“We need zero-waste and end-of-life design for everything we create; a world in which social and environmental justice becomes part of product and systems design. We want a world without waste - because there is no ‘away.’” ~ Marcus Eriksen, co-founder of the 5 Gyres Institute
I recently re-read Junk Raft: An Ocean Voyage and a Rising Tide of Activism to Fight Plastic Pollution. Written by Marcus Eriksen, co-founder of the 5 Gyres Institute, the book details the history of plastics and his trip across the Pacific to highlight the environmental danger of the synthetic material. Eriksen names his raft Junk since it was made of plastic bottles and other discarded trash. The ocean voyage was harrowing at times as Eriksen discusses his personal emotions and experiences about his mission to expose the plastics industry. He goes into detail about the science behind plastics and the health hazards created by the pollution in waterways and on land. He also calls out how the plastics producers spread misinformation in order to preserve their growing profit center for the fossil fuels industry. Plastic production grew from zero in WWII to nearly 40 million tons in 25 years, and production of 1 billion tons of new plastic production is predicted by 2050 through planned obsolescence alone.
What can activists do to stem this tide of plastic pollution? Besides going “big” to campaign against plastic waste, an individual can take the following actions:
Fight corporate influence and demand that plastics producers be held accountable. One can do this by voting with your purchases. Go zero waste. Refuse single-use plastics. Demand for a circular economy from manufacturers.
Write to your leaders for policy change. Often the most effective action is at the local level. “Rachel Carson called on the public to form 'citizen brigades.'” Public health and environmental groups are essential.
Collaborate with like-minded individuals and grassroots organizations with your time and money. Strategic networking will then lead to a larger coalition in this fight for a zero-waste life.

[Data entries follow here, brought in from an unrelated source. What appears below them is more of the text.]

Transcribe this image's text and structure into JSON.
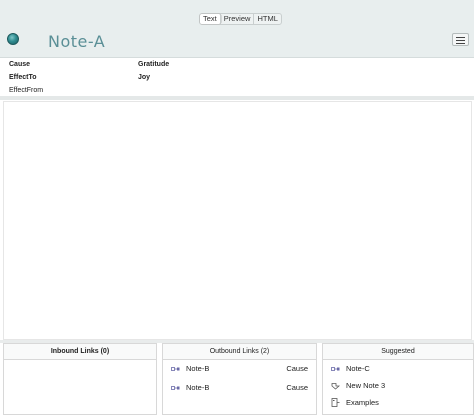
{
  "view_modes": [
    "Text",
    "Preview",
    "HTML"
  ],
  "note": {
    "title": "Note-A"
  },
  "attributes": [
    {
      "key": "Cause",
      "value": "Gratitude"
    },
    {
      "key": "EffectTo",
      "value": "Joy"
    },
    {
      "key": "EffectFrom",
      "value": ""
    }
  ],
  "editor": {
    "text": ""
  },
  "panes": {
    "inbound": {
      "title": "Inbound Links (0)",
      "items": []
    },
    "outbound": {
      "title": "Outbound Links (2)",
      "items": [
        {
          "label": "Note-B",
          "type": "Cause"
        },
        {
          "label": "Note-B",
          "type": "Cause"
        }
      ]
    },
    "suggested": {
      "title": "Suggested",
      "items": [
        {
          "label": "Note-C",
          "icon": "link-icon"
        },
        {
          "label": "New Note 3",
          "icon": "new-note-icon"
        },
        {
          "label": "Examples",
          "icon": "container-icon"
        }
      ]
    }
  }
}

The final observation is that the path for the advocate is a long one. Be ready to engage in long conversations, have patience, and stay steadfast even in the face of adversity.